▶ _Exercise requirements_: Search the data for the word "Home" and copy every line that contains it.

Saved data entries:
########################################

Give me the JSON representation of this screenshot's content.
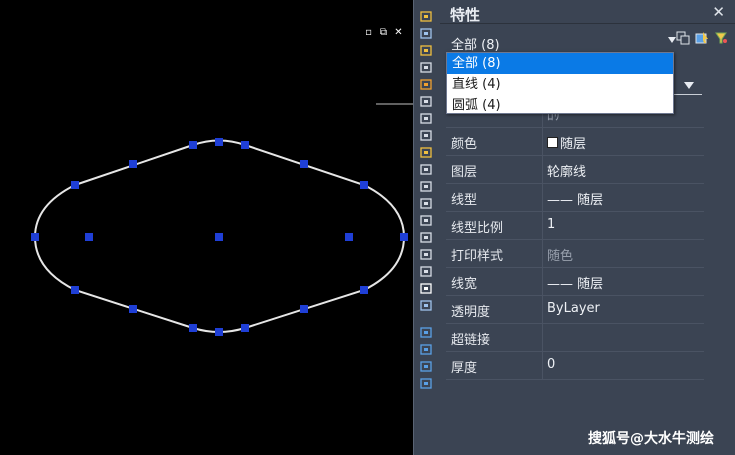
{
  "canvas": {
    "window_buttons": [
      "▫",
      "⧉",
      "✕"
    ]
  },
  "panel": {
    "title": "特性",
    "close": "✕",
    "selection_value": "全部 (8)",
    "dropdown_options": [
      {
        "label": "全部 (8)",
        "selected": true
      },
      {
        "label": "直线 (4)",
        "selected": false
      },
      {
        "label": "圆弧 (4)",
        "selected": false
      }
    ],
    "rows": [
      {
        "label": "",
        "value": "ﾛﾘ",
        "dim": true
      },
      {
        "label": "颜色",
        "value": "随层",
        "swatch": "#ffffff"
      },
      {
        "label": "图层",
        "value": "轮廓线"
      },
      {
        "label": "线型",
        "value": "—— 随层"
      },
      {
        "label": "线型比例",
        "value": "1"
      },
      {
        "label": "打印样式",
        "value": "随色",
        "dim": true
      },
      {
        "label": "线宽",
        "value": "—— 随层"
      },
      {
        "label": "透明度",
        "value": "ByLayer"
      },
      {
        "label": "超链接",
        "value": ""
      },
      {
        "label": "厚度",
        "value": "0"
      }
    ]
  },
  "watermark": "搜狐号@大水牛测绘",
  "colors": {
    "grip": "#1f3fd6",
    "panel_bg": "#3b4453",
    "highlight": "#0a7ae6"
  }
}
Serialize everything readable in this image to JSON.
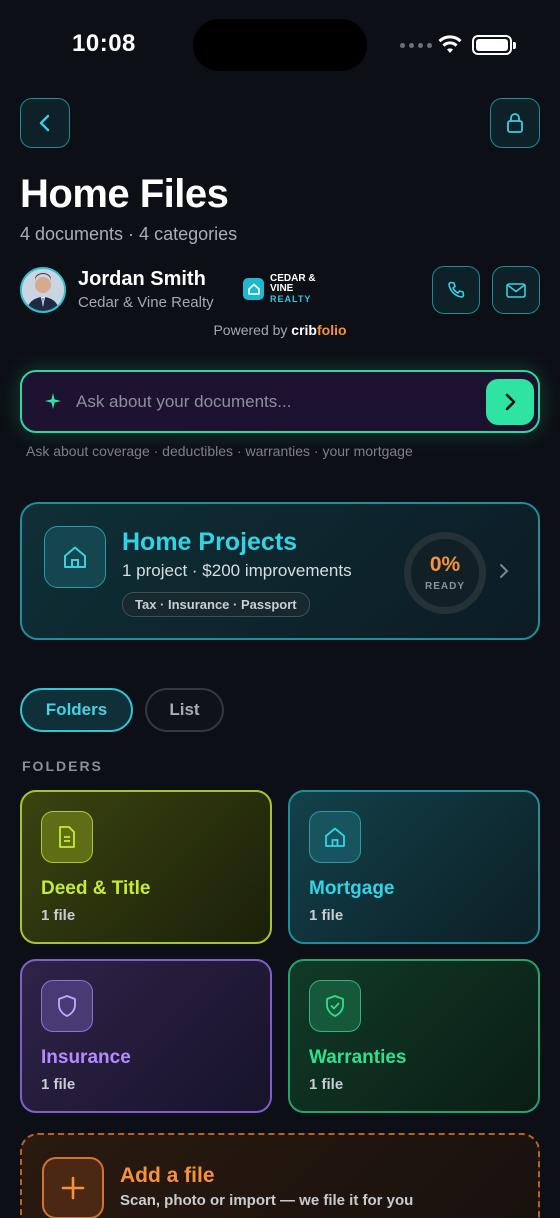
{
  "status_bar": {
    "time": "10:08"
  },
  "header": {
    "title": "Home Files",
    "subtitle": "4 documents · 4 categories"
  },
  "agent": {
    "name": "Jordan Smith",
    "company": "Cedar & Vine Realty",
    "brand_line1": "CEDAR &",
    "brand_line2": "VINE",
    "brand_line3": "REALTY"
  },
  "powered_by": {
    "prefix": "Powered by",
    "brand_a": "crib",
    "brand_b": "folio"
  },
  "ask": {
    "placeholder": "Ask about your documents...",
    "hint": "Ask about coverage · deductibles · warranties · your mortgage"
  },
  "projects": {
    "title": "Home Projects",
    "meta": "1 project · $200 improvements",
    "tags": "Tax · Insurance · Passport",
    "percent": "0%",
    "ready_label": "READY"
  },
  "view_toggle": {
    "folders": "Folders",
    "list": "List",
    "selected": "Folders"
  },
  "folders_section": {
    "label": "FOLDERS",
    "items": [
      {
        "name": "Deed & Title",
        "count": "1 file",
        "icon": "document-icon",
        "color": "#c5ec34"
      },
      {
        "name": "Mortgage",
        "count": "1 file",
        "icon": "house-icon",
        "color": "#33d3e6"
      },
      {
        "name": "Insurance",
        "count": "1 file",
        "icon": "shield-icon",
        "color": "#b48cff"
      },
      {
        "name": "Warranties",
        "count": "1 file",
        "icon": "shield-check-icon",
        "color": "#2fe08d"
      }
    ]
  },
  "add_file": {
    "title": "Add a file",
    "subtitle": "Scan, photo or import — we file it for you"
  },
  "colors": {
    "accent_teal": "#33d3e6",
    "accent_green": "#2fe3a0",
    "accent_orange": "#f7923a",
    "background": "#0c0f16"
  }
}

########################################

▶ _Task result_:
    "title": "Home Files",
    "title": "Home Projects",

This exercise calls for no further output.